Updated: May 8, 2019
What I cannot reconcile when making art is the middleground between realism and abstraction. Although the initial idea of an artwork is a stylized rendition, I still end up adding more details. That I find quite difficult to change or is it more natural to paint more realistically? Each time I become nitty-gritty, I stop but the end result felt half-baked. How do I challenge myself to be more loose in my style?
No Straight Lines
Recently, I started painting directly on the paper without doing an initial sketch. With that I am surprised. I also stopped caring so much about straight lines and symmetry but I still cannot do away without a reference. Human figures are not my strongest suite because I did not practice human anatomy illustration. My mother used to make me paper dolls, which she drew herself and she was really good—I think better than I am but she didn’t pursue art. Now she’s retiring from a wonderful 38-year career in education that she dearly loved. I loved those paper dolls and so I started making my own. When I received my first Barbie, I let the paper dolls go and started making Barbie dresses. Then in high school I started commissioning portraits for classmates. I had a sketchpad full of celebrity drawings and fingers smudged with charcoal. I don’t know where it is now. Now that I am thinking about it, I didn’t have a preference on the kind of artwork that I would make. I just paint whatever I feel like. I do know however which art genre I do not like.
Going back to my trail of thought, because I didn’t carry on drawing human figures, I did not improve on it. In art school, I would pass onto my best friend any illustration that involved people like storyboarding. Now that I am drawing again, I find myself so absorbed in getting the likeness of my human reference that it frustrates me when the eyes are a little lopsided or the nose askew. Don’t even start with the hands and feet. It turns out that making them imperfect adds to the interest of the image—just like people.
In this series of women kings, I thought of an exercise on neon-lit female faces and self-restraint. I would concentrate my energy on their faces and heads but leave the clothing blank. While working on this, I realized that people tend to look more on people’s clothing and not really look at the person’s facial expressions—not to be philosophical, though. The real task is to drastically control myself from adding more. Removing the intricate details of fine clothing without suggesting nudity allowed me to focus on their gazes, their contemplative thoughts and the dramatic effect of the light that hits them. It was refreshing and a compromise between realism and abstraction.

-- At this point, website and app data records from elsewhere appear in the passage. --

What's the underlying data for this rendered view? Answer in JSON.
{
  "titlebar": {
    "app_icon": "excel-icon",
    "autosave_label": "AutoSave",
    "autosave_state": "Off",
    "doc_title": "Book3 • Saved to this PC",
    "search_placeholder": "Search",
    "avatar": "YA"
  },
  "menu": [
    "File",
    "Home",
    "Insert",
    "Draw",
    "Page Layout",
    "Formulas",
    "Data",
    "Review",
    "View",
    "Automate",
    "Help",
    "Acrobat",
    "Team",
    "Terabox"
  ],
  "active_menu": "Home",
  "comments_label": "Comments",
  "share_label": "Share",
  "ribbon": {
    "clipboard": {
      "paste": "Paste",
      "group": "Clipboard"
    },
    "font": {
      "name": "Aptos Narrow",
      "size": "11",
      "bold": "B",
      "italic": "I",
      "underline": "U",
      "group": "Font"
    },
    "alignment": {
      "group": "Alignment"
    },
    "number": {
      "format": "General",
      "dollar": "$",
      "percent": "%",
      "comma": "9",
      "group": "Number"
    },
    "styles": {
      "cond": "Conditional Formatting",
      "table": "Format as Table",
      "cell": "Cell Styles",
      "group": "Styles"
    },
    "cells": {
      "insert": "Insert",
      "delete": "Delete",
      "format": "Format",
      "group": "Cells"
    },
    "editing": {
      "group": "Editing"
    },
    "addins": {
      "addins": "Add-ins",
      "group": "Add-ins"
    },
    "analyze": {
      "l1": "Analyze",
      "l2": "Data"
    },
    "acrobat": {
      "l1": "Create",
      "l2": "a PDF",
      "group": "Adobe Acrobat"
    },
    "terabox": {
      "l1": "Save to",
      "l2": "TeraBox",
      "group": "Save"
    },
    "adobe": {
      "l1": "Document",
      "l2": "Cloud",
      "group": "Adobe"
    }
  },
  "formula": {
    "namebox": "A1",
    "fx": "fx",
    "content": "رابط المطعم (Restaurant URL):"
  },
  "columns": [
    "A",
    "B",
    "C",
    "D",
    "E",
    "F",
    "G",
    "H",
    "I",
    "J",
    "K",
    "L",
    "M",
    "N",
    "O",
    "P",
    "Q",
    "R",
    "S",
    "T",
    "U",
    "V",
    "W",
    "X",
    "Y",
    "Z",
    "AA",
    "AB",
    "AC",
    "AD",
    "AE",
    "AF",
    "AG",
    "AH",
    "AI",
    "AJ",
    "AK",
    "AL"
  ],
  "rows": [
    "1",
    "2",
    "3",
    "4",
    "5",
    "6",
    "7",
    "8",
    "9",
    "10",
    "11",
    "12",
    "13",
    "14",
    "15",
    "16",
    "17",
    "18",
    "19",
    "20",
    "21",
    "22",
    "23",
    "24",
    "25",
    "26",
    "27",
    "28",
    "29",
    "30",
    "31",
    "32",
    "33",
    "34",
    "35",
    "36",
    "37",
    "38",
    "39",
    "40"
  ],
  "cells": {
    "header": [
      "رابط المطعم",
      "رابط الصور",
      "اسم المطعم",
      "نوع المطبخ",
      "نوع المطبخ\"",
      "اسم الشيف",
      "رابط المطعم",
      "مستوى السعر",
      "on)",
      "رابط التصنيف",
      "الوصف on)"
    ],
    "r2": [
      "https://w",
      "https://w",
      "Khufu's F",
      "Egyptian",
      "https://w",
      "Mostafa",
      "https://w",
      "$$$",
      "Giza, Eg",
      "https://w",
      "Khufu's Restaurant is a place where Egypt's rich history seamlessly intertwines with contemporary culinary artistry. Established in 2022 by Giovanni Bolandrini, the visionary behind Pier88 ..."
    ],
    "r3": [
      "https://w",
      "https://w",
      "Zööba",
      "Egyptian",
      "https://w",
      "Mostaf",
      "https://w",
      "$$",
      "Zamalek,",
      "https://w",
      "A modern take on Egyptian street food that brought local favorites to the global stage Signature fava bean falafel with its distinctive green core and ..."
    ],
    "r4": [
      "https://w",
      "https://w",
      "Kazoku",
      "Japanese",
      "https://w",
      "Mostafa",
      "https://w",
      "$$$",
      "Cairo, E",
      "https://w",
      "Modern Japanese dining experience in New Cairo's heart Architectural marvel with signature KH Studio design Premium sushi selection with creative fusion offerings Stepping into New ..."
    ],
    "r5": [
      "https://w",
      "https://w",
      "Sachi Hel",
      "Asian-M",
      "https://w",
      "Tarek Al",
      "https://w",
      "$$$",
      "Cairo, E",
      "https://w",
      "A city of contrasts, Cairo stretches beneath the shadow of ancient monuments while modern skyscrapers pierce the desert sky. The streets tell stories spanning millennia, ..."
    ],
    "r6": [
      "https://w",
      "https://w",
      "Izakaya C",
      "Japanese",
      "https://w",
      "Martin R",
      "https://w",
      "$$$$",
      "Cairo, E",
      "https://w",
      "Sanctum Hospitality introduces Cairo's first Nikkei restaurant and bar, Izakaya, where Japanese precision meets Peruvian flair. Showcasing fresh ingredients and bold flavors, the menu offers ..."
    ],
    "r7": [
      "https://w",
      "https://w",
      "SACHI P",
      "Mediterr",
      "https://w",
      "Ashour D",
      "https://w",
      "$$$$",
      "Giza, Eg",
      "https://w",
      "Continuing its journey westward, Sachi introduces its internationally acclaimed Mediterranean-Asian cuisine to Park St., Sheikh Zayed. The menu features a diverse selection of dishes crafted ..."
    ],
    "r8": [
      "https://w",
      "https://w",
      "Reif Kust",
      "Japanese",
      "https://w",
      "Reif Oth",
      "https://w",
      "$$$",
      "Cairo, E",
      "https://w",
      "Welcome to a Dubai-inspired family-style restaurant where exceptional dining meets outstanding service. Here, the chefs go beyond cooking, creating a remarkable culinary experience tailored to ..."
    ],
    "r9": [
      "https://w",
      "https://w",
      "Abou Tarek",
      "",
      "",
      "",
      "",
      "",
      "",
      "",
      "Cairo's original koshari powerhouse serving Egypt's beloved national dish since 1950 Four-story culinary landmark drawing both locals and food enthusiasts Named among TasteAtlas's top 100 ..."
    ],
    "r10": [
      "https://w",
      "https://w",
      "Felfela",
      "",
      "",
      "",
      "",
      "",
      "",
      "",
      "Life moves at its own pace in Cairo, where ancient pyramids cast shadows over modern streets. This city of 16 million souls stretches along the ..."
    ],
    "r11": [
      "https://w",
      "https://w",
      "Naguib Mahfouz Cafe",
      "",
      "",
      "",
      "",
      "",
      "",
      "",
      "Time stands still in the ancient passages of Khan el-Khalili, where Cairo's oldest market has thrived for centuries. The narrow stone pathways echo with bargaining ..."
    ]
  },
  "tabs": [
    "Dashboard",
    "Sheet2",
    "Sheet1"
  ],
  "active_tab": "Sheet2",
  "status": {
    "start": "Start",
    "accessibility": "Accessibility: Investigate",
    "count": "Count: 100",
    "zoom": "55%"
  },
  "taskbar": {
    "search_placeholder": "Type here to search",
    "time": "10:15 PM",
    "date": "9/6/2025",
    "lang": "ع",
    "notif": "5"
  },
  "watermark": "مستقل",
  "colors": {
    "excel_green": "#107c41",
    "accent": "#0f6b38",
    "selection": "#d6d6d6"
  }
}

But where does this desire for control and perfection come from? My husband, a German, told me that I am quite German in some ways. "You like things in order," he said. But look into my closet! I am also highly analytical especially when it comes to emotions and human existence. When a topic interests me, I focus and dig really deep into it. Is it because I want a strong foundation to whatever end result I aim to achieve? It's the same with starting an art project. Long hours and even days are spent on research and brainstorming that it becomes borderline procrastination. And then boom! A few hours are spent on the drawing table and the artwork is finished—in most cases. Having control over my habits isn't so bad when I get the job done.
You like things in order.

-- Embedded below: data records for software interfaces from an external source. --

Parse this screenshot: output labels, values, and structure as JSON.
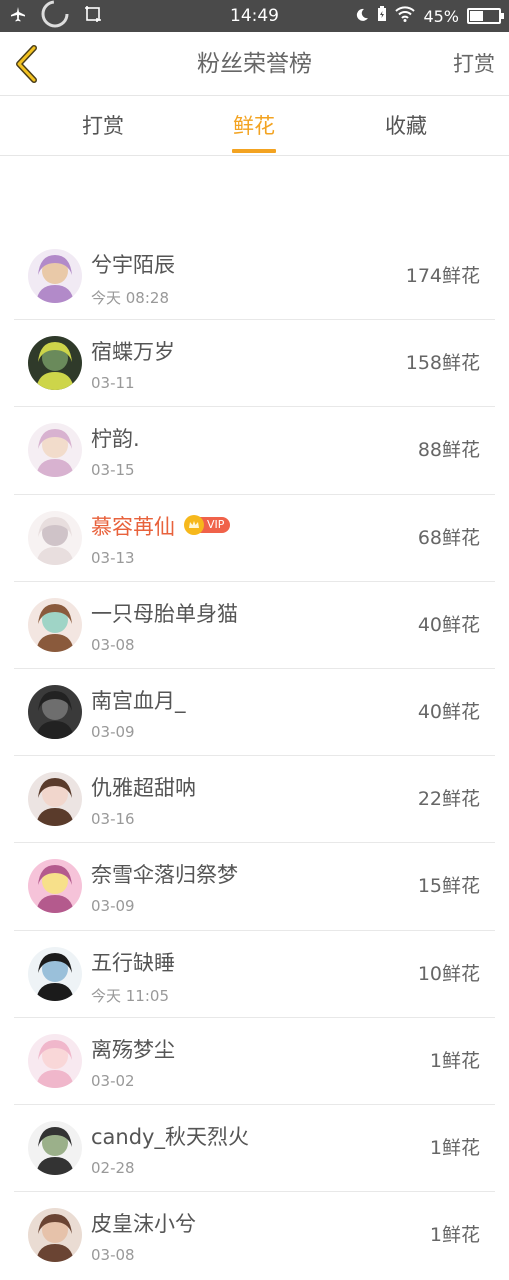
{
  "status_bar": {
    "time": "14:49",
    "battery_percent": "45%",
    "battery_level": 0.45,
    "icons": [
      "airplane-icon",
      "loading-icon",
      "screenshot-icon",
      "moon-icon",
      "battery-saver-icon",
      "wifi-icon",
      "battery-icon"
    ]
  },
  "header": {
    "back_icon": "chevron-left-icon",
    "title": "粉丝荣誉榜",
    "right_action": "打赏"
  },
  "tabs": [
    {
      "label": "打赏",
      "active": false
    },
    {
      "label": "鲜花",
      "active": true
    },
    {
      "label": "收藏",
      "active": false
    }
  ],
  "colors": {
    "accent": "#f3a321",
    "vip_name": "#e8623c",
    "status_bar_bg": "#4a4a4a"
  },
  "fans": [
    {
      "name": "兮宇陌辰",
      "date": "今天 08:28",
      "score": "174鲜花",
      "vip": false
    },
    {
      "name": "宿蝶万岁",
      "date": "03-11",
      "score": "158鲜花",
      "vip": false
    },
    {
      "name": "柠韵.",
      "date": "03-15",
      "score": "88鲜花",
      "vip": false
    },
    {
      "name": "慕容苒仙",
      "date": "03-13",
      "score": "68鲜花",
      "vip": true,
      "vip_label": "VIP"
    },
    {
      "name": "一只母胎单身猫",
      "date": "03-08",
      "score": "40鲜花",
      "vip": false
    },
    {
      "name": "南宫血月_",
      "date": "03-09",
      "score": "40鲜花",
      "vip": false
    },
    {
      "name": "仇雅超甜呐",
      "date": "03-16",
      "score": "22鲜花",
      "vip": false
    },
    {
      "name": "奈雪伞落归祭梦",
      "date": "03-09",
      "score": "15鲜花",
      "vip": false
    },
    {
      "name": "五行缺睡",
      "date": "今天 11:05",
      "score": "10鲜花",
      "vip": false
    },
    {
      "name": "离殇梦尘",
      "date": "03-02",
      "score": "1鲜花",
      "vip": false
    },
    {
      "name": "candy_秋天烈火",
      "date": "02-28",
      "score": "1鲜花",
      "vip": false
    },
    {
      "name": "皮皇沫小兮",
      "date": "03-08",
      "score": "1鲜花",
      "vip": false
    }
  ]
}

Because of my realism tendencies I dislike painting every bit of foliage. In contrast, I like dabbing paint carelessly to create the illusion of lushness. To rebel against my need of control, I created candy trees. It was liberating.

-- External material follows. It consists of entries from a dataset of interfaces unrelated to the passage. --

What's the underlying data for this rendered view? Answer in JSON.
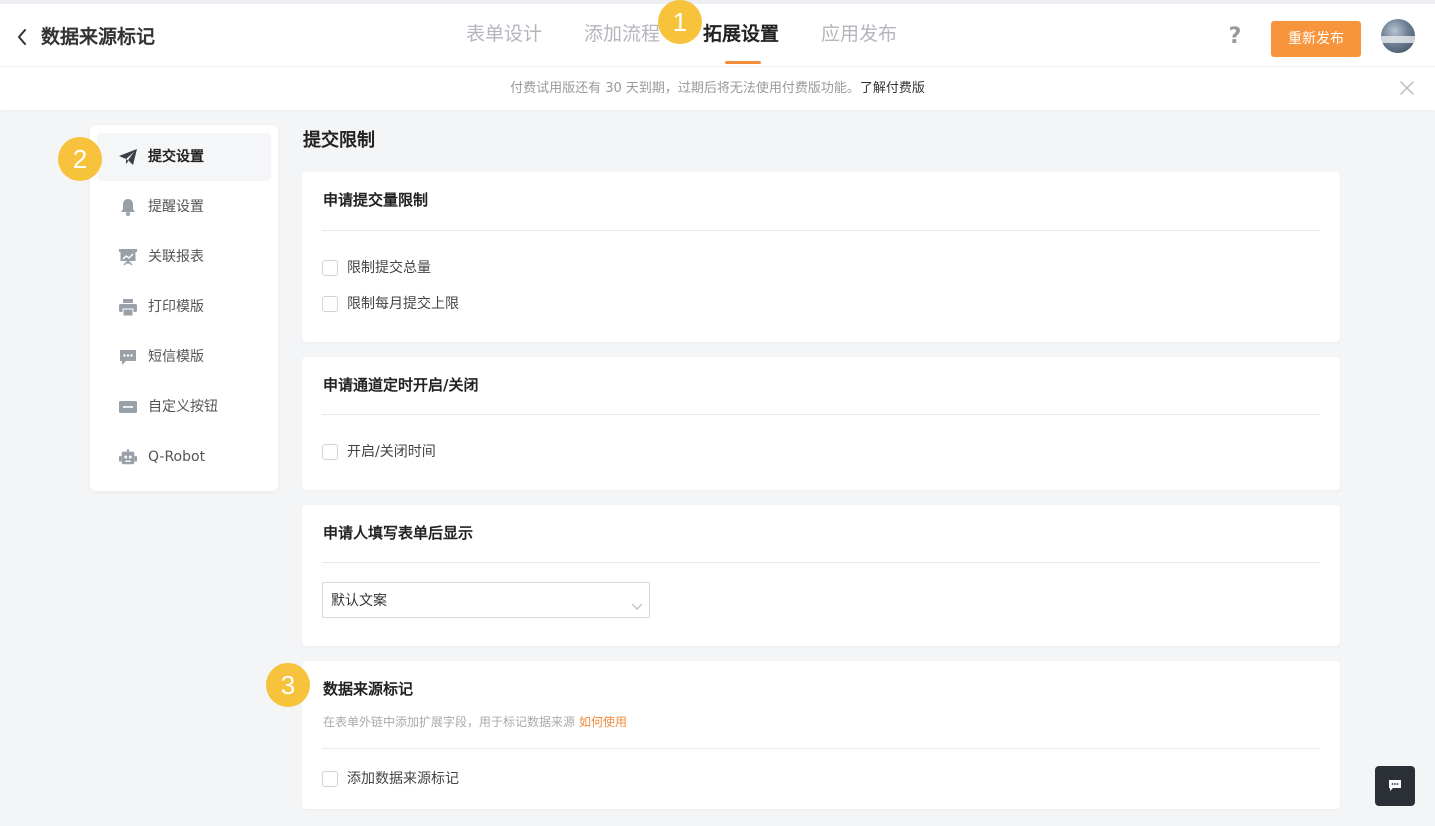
{
  "header": {
    "title": "数据来源标记",
    "tabs": [
      {
        "label": "表单设计",
        "active": false
      },
      {
        "label": "添加流程",
        "active": false
      },
      {
        "label": "拓展设置",
        "active": true
      },
      {
        "label": "应用发布",
        "active": false
      }
    ],
    "help_glyph": "?",
    "publish_label": "重新发布",
    "accent_color": "#f7953d"
  },
  "notice": {
    "text": "付费试用版还有 30 天到期，过期后将无法使用付费版功能。",
    "link": "了解付费版"
  },
  "sidebar": {
    "items": [
      {
        "label": "提交设置",
        "icon": "paper-plane-icon",
        "active": true
      },
      {
        "label": "提醒设置",
        "icon": "bell-icon",
        "active": false
      },
      {
        "label": "关联报表",
        "icon": "report-board-icon",
        "active": false
      },
      {
        "label": "打印模版",
        "icon": "printer-icon",
        "active": false
      },
      {
        "label": "短信模版",
        "icon": "message-icon",
        "active": false
      },
      {
        "label": "自定义按钮",
        "icon": "btn-icon",
        "active": false
      },
      {
        "label": "Q-Robot",
        "icon": "robot-icon",
        "active": false
      }
    ]
  },
  "main": {
    "section_title": "提交限制",
    "cards": [
      {
        "title": "申请提交量限制",
        "options": [
          {
            "label": "限制提交总量",
            "checked": false
          },
          {
            "label": "限制每月提交上限",
            "checked": false
          }
        ]
      },
      {
        "title": "申请通道定时开启/关闭",
        "options": [
          {
            "label": "开启/关闭时间",
            "checked": false
          }
        ]
      },
      {
        "title": "申请人填写表单后显示",
        "select_value": "默认文案"
      },
      {
        "title": "数据来源标记",
        "description": "在表单外链中添加扩展字段，用于标记数据来源",
        "description_link": "如何使用",
        "options": [
          {
            "label": "添加数据来源标记",
            "checked": false
          }
        ]
      }
    ]
  },
  "steps": [
    "1",
    "2",
    "3"
  ],
  "step_color": "#f7c33c"
}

I suppose there is no grey area between realism and abstraction in my case. My personality greatly translates into my work and art. If I want to stare in space with blank thoughts, I do just that. If I want to study, I am a complete geek. There is only black and white. The only common denominator is that I do everything whole heartedly. However I am learning to compromise: choosing an element or two on the piece that will be realistically rendered and the rest would be stylized. I'm completely reconciled with that approach for now and then I will push further.
Do or do not. There is no try. - Yoda